-- Records to process follows --

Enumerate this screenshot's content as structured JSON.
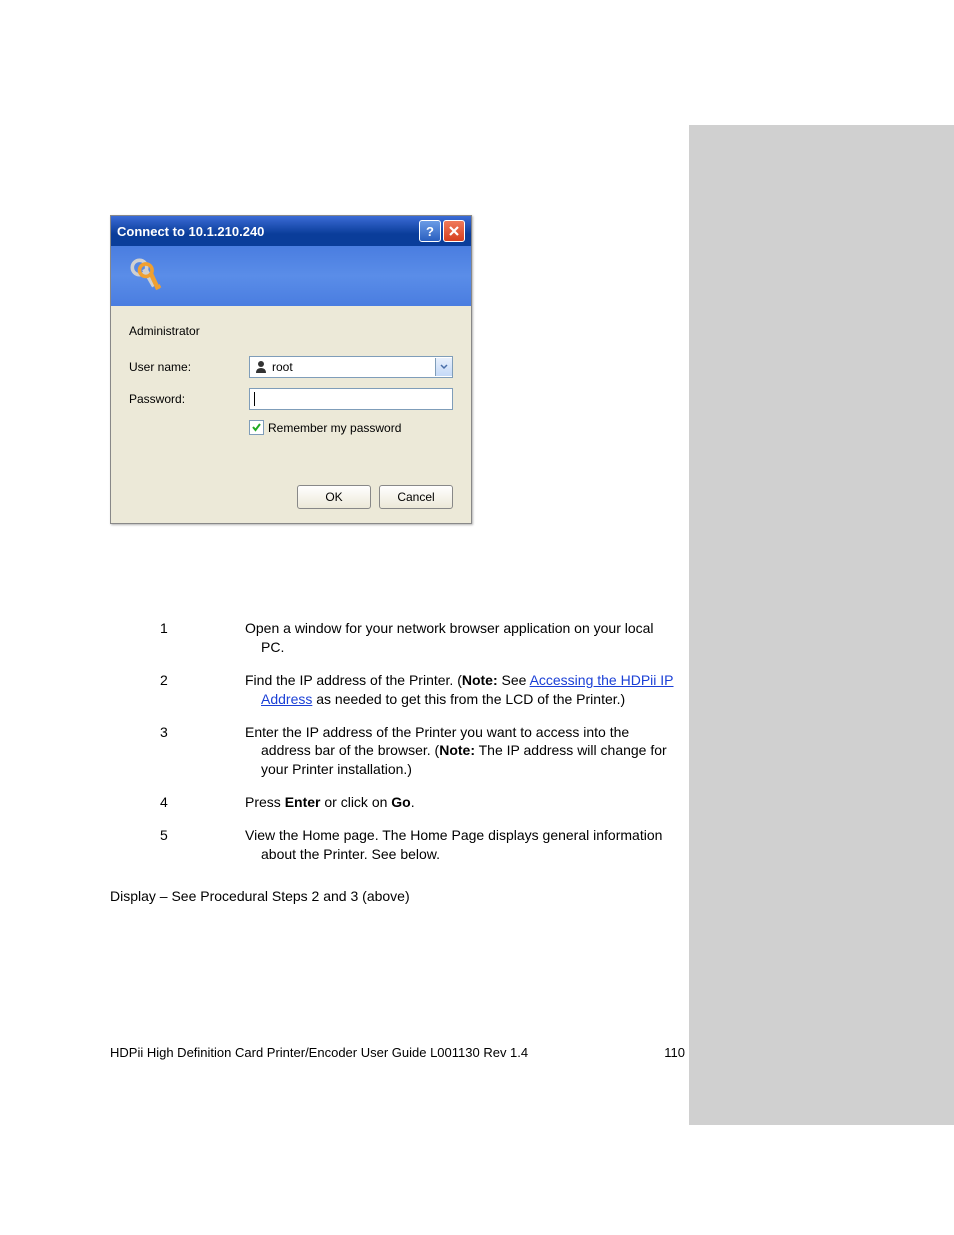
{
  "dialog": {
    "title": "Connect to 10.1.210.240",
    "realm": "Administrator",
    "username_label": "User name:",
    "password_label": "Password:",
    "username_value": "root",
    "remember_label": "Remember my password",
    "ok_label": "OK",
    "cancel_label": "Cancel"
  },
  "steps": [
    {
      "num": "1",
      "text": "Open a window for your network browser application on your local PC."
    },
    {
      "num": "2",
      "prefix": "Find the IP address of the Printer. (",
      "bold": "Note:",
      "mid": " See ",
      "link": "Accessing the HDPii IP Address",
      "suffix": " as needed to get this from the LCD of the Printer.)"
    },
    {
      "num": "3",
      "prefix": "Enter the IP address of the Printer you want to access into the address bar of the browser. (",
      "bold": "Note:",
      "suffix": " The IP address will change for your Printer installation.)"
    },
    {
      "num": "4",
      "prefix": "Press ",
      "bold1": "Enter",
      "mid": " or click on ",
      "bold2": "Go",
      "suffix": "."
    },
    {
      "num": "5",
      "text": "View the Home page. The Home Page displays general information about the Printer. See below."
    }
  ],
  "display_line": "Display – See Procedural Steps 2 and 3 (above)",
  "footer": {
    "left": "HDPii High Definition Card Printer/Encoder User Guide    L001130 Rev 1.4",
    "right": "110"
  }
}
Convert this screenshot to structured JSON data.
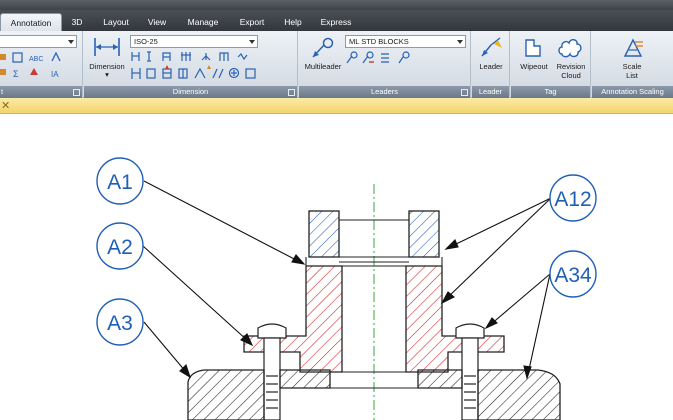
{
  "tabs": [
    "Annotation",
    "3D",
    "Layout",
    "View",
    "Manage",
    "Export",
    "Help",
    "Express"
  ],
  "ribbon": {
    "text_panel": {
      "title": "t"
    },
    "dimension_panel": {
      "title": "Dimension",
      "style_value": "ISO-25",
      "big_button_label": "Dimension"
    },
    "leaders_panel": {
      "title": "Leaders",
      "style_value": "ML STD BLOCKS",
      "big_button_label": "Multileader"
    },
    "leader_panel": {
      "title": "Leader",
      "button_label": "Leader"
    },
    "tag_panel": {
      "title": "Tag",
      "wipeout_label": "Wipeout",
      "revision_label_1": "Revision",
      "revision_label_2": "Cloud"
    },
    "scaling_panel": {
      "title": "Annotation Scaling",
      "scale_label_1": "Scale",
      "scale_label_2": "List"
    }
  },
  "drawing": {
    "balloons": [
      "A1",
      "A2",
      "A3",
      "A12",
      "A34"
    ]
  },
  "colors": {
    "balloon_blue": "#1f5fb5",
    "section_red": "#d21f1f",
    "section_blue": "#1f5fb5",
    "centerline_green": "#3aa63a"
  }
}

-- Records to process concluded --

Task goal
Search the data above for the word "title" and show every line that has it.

Reply
    "title": "Connect to 10.1.210.240",
      "title": "t"
      "title": "Dimension",
      "title": "Leaders",
      "title": "Leader",
      "title": "Tag",
      "title": "Annotation Scaling",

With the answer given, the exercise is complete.